1 – 2 of 2
Article
Publication date: 16 May 2016

Gayle C. Avery

This interview discusses a “Blue Ocean” strategy initiative: how to introduce effective change in diabetes care into Thailand given a strong reluctance in patients, and in…

Abstract

Purpose

This interview discusses a “Blue Ocean” strategy initiative: how to introduce effective change in diabetes care into Thailand given a strong reluctance in patients, and in Thai society, to see that diabetes is not a condition to be treated by doctors alone.

Design/methodology/approach

An interview with Dr Thep Himathongkam, the pioneer of holistic diabetes care in Thailand.

Findings

One strategic management problem he faced was the lack of suitably trained staff. Thailand had no university courses producing the multidisciplinary personnel needed for diabetes treatment such as diabetes educators, dieticians, or foot care specialists. He address the multidisciplinary personnel shortage by training the missing specialists, getting universities on board and more recently securing funding from the World Diabetes Foundation.

Practical implications

The result of the diabetic foot-care training for more than 2,500 personnel, mostly from community hospitals, has been markedly successful, with a reduction in annual amputations in Thailand of 80 per cent over five years.

Originality/value

This interview offers a look at the multi-track problem solving required to successfully implement a Blue Ocean strategy.

Details

Strategy & Leadership, vol. 44 no. 3
Type: Research Article
ISSN: 1087-8572

Keywords

Article
Publication date: 1 July 2014

Judith Madill, Libbie Wallace, Karine Goneau-Lessard, Robb Stuart MacDonald and Celine Dion

– The purpose of this paper is to identify, summarize and assess literature focused on developing social marketing programs for Aboriginal people.

1398

Abstract

Purpose

The purpose of this paper is to identify, summarize and assess literature focused on developing social marketing programs for Aboriginal people.

Design/methodology/approach

The authors conducted a literature search and review of research papers concerning social marketing and Aboriginal populations over the period 2003-2013.

Findings

The research reveals very little published research (N = 16). The literature points to a wide range of findings including the importance of segmenting/targeting and avoiding pan-Aboriginal campaigns; cultural importance of family and community; the importance of multi-channels; universal value of mainstream and Aboriginal media outlets, use of print media, value of elders and story-telling for message dissemination; increasingly important role of Internet-based technology; need for campaign development to reflect Aboriginal culture; and importance of formative research to inform campaign development.

Social implications

Considerable research is warranted to better develop more effective social marketing campaigns targeted to Aboriginal audiences to improve health outcomes for such groups across the globe.

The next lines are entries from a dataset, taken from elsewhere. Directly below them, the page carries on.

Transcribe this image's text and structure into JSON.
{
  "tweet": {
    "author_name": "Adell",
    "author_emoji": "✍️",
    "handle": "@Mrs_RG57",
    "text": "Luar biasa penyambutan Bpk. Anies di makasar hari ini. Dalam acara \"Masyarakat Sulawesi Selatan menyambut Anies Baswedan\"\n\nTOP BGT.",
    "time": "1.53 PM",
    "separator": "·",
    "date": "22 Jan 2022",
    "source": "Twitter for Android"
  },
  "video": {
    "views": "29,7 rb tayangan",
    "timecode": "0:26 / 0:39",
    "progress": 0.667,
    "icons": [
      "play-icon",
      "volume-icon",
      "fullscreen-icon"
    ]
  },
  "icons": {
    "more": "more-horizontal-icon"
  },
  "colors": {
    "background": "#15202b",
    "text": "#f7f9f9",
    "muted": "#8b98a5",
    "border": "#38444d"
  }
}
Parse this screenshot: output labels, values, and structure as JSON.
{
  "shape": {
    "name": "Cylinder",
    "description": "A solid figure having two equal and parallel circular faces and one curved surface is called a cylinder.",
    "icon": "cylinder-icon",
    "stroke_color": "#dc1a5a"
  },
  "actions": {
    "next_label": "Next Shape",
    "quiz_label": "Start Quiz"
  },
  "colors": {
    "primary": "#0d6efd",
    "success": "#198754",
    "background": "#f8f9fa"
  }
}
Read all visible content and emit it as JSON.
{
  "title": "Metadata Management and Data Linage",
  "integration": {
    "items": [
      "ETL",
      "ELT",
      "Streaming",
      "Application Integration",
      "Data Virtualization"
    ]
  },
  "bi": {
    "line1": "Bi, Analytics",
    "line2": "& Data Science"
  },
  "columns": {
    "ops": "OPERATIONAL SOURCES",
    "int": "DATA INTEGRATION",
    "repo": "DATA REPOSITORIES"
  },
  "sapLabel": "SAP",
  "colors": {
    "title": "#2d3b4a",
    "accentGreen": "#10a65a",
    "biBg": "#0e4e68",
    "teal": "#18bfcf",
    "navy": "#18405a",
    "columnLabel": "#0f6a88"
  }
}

Originality/value

This paper provides a baseline foundation upon which future social marketing research can be built. It also acts as a call to action for future research and theory in this important field.

Details

Journal of Social Marketing, vol. 4 no. 2
Type: Research Article
ISSN: 2042-6763

Keywords

1 – 2 of 2